Health Research Program

The purpose of the learning assessment was to understand the effects of the Zika outbreak on Maternal and Child Health (MCH) service delivery in five Latin American and Caribbean (LAC) countries: Colombia, El Salvador, Guatemala, Honduras and the Dominican Republic. The assessment findings and lessons learned serve as a useful reference for donors, governments and implementers to prepare for and respond to future health outbreaks.

Zika Learning Assessment

Photo credit: USAID

On February 1, 2016, the World Health Organization declared the Zika virus a Public Health Emergency of International Concern due to potentially devastating birth defects to  affected children and their families, but also raising many questions for pregnant women and their families across the Americas. In September 2016, USAID initiated a three-year, multi-country health emergency response to Zika and the negative pregnancy outcomes of the virus in Latin America and the Caribbean. In 2019, USAID sought to assess the extent to which the outbreak affected MCH service delivery and the resiliency of the health system in five affected countries: Colombia, El Salvador, Honduras, Guatemala, and the Dominican Republic. The aim was to identify recommendations to improve health service delivery and build more resilient health systems.

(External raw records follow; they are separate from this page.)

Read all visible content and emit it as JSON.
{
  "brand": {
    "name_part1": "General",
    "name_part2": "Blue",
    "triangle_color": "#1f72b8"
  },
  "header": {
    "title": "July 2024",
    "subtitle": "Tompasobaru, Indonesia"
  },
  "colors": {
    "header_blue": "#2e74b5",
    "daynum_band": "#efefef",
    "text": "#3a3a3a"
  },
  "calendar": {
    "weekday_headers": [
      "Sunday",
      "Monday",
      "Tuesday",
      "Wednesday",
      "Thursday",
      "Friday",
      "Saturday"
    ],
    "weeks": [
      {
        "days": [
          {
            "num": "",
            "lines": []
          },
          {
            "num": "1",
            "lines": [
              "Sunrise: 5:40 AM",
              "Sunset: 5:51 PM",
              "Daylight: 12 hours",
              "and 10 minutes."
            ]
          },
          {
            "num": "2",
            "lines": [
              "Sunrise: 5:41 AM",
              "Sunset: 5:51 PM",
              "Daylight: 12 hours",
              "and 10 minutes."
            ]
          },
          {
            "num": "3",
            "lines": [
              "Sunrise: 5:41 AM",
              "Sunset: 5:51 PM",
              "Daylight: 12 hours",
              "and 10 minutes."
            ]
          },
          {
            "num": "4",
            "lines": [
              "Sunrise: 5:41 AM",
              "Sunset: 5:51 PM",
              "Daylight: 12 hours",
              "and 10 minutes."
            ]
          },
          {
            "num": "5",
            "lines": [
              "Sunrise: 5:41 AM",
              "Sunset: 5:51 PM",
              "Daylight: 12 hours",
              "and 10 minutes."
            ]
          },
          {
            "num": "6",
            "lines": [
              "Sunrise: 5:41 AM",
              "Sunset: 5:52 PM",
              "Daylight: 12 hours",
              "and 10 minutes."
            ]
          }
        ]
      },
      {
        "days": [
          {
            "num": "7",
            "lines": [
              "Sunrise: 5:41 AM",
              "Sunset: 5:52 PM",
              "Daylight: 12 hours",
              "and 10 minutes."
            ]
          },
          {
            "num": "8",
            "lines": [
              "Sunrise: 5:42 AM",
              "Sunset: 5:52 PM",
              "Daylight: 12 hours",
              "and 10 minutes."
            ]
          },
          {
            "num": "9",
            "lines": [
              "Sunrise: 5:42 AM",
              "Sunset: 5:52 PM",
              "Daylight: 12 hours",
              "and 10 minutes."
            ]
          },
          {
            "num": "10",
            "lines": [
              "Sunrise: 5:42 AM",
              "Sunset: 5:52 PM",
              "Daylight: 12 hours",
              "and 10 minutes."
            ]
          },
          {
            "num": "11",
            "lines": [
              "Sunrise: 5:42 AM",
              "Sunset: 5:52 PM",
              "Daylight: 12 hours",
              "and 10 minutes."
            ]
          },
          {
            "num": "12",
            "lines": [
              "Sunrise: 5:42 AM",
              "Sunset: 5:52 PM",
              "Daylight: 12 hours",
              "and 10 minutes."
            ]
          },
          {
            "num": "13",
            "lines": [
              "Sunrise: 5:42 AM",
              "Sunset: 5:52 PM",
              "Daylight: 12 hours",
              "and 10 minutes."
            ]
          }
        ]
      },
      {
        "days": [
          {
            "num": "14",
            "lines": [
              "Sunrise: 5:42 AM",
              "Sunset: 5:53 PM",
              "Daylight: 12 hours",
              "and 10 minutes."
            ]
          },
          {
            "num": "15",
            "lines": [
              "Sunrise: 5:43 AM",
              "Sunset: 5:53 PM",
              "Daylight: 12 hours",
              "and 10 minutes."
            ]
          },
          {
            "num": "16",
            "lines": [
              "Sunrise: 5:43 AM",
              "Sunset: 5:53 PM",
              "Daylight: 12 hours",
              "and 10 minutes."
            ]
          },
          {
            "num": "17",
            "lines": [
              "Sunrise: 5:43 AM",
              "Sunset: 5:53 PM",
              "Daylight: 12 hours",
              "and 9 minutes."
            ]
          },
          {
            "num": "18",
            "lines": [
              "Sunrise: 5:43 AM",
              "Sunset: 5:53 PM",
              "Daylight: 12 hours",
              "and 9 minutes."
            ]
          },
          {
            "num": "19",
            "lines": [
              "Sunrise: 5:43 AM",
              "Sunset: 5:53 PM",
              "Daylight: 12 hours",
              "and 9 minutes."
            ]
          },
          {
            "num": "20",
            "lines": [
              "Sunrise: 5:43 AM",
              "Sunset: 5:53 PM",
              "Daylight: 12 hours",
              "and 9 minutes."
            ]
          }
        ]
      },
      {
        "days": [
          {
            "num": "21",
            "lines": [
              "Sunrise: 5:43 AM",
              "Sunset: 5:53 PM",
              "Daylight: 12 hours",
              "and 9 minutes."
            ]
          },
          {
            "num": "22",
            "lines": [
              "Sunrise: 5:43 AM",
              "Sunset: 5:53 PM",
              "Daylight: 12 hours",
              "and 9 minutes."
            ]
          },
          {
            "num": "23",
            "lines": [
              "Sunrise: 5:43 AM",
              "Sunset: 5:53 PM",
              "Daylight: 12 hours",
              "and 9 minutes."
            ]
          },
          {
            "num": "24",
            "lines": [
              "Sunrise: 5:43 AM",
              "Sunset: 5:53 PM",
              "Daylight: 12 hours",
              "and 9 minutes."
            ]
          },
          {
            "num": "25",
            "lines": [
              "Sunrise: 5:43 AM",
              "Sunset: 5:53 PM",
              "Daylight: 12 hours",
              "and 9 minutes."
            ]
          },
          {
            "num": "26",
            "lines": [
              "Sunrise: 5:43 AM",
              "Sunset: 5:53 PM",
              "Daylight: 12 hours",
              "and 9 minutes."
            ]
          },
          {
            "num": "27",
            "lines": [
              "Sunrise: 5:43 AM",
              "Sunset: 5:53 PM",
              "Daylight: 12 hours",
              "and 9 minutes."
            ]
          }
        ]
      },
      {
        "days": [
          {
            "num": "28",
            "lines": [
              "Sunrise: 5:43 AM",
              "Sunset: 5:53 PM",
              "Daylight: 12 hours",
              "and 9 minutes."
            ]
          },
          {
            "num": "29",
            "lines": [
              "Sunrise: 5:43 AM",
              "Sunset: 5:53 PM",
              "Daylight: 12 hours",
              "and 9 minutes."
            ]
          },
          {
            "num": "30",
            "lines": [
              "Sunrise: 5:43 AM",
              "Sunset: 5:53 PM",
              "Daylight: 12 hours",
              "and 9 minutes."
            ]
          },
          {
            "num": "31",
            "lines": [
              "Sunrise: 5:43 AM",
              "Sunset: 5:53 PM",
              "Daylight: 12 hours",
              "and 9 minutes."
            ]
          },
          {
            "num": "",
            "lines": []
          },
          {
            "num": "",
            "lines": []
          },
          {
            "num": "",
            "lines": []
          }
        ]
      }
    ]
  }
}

Photo credit: Brendan Bannon, USAID

The assessment used a mixed-methods design, and the analysis focused on primary qualitative data collection using an approach aimed at understanding the response (or non-response) within each health system during the Zika epidemic through the perspective of various stakeholders. The case studies were conducted between March-April 2019 with the aim of assessing the adaptability and resiliency of health systems to respond to the unique needs of women and newborns in light of the outbreak. Qualitative data collection consisted of semi-structured interviews and focus group discussions with community leaders and women who were pregnant during the epidemic. A quantitative component relied predominantly on secondary analysis of existing data sources at the national and subnational levels, where these data were available. Quantitative analysis complemented the qualitative analysis by assessing trends and indicators prior to, during and after the outbreak.

The assessment reports were completed in March 2020 and the final Cross-cutting report in English and Spanish are available below.   


Read the Cross-cutting report.

Read the Spanish translation.


View the presentation on the Zika Learning Assessment at the 6th Global Symposium on Health Systems Research (HSR2020)